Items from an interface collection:
>>>

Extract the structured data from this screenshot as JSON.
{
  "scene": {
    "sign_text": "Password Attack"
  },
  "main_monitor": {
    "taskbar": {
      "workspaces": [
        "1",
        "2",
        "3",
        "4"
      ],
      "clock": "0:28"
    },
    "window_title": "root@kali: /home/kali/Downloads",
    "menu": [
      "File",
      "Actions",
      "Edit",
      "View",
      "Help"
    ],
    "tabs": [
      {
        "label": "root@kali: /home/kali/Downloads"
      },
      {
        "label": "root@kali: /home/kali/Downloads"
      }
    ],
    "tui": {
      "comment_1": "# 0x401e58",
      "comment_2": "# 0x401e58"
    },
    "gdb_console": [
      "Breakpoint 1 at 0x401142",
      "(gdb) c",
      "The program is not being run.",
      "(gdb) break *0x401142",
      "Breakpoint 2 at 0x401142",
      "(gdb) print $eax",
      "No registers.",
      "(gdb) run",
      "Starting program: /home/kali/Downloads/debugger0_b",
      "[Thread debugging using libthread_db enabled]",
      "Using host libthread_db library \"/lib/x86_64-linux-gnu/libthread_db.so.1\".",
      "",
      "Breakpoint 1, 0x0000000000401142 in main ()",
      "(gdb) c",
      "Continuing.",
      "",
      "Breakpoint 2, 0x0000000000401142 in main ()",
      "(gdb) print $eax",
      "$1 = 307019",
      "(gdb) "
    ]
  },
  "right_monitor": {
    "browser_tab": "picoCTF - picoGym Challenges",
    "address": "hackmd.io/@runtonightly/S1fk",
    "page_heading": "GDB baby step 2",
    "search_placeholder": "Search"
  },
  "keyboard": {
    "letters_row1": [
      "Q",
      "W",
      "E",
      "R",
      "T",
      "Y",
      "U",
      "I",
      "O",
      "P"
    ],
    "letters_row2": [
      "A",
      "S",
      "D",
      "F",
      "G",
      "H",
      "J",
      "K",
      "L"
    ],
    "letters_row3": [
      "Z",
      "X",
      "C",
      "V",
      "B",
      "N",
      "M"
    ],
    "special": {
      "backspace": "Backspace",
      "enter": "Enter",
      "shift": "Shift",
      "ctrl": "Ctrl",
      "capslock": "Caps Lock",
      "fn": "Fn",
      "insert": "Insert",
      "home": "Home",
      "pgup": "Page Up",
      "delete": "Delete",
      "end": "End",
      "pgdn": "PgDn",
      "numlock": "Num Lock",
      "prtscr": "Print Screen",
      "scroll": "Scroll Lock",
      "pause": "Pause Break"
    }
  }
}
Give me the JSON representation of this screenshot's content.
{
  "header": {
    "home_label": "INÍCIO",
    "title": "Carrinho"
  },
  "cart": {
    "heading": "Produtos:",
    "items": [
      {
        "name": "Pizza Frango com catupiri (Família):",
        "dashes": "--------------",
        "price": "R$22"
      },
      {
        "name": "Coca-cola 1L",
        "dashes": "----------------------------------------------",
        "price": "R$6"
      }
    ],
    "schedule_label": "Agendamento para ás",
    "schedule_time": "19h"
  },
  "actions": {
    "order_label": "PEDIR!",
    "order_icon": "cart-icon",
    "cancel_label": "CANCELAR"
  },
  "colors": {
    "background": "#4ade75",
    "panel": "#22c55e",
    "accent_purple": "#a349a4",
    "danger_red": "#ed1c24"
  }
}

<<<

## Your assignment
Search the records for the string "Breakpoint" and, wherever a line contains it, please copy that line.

## Answer space
      "Breakpoint 1 at 0x401142",
      "Breakpoint 2 at 0x401142",
      "Breakpoint 1, 0x0000000000401142 in main ()",
      "Breakpoint 2, 0x0000000000401142 in main ()",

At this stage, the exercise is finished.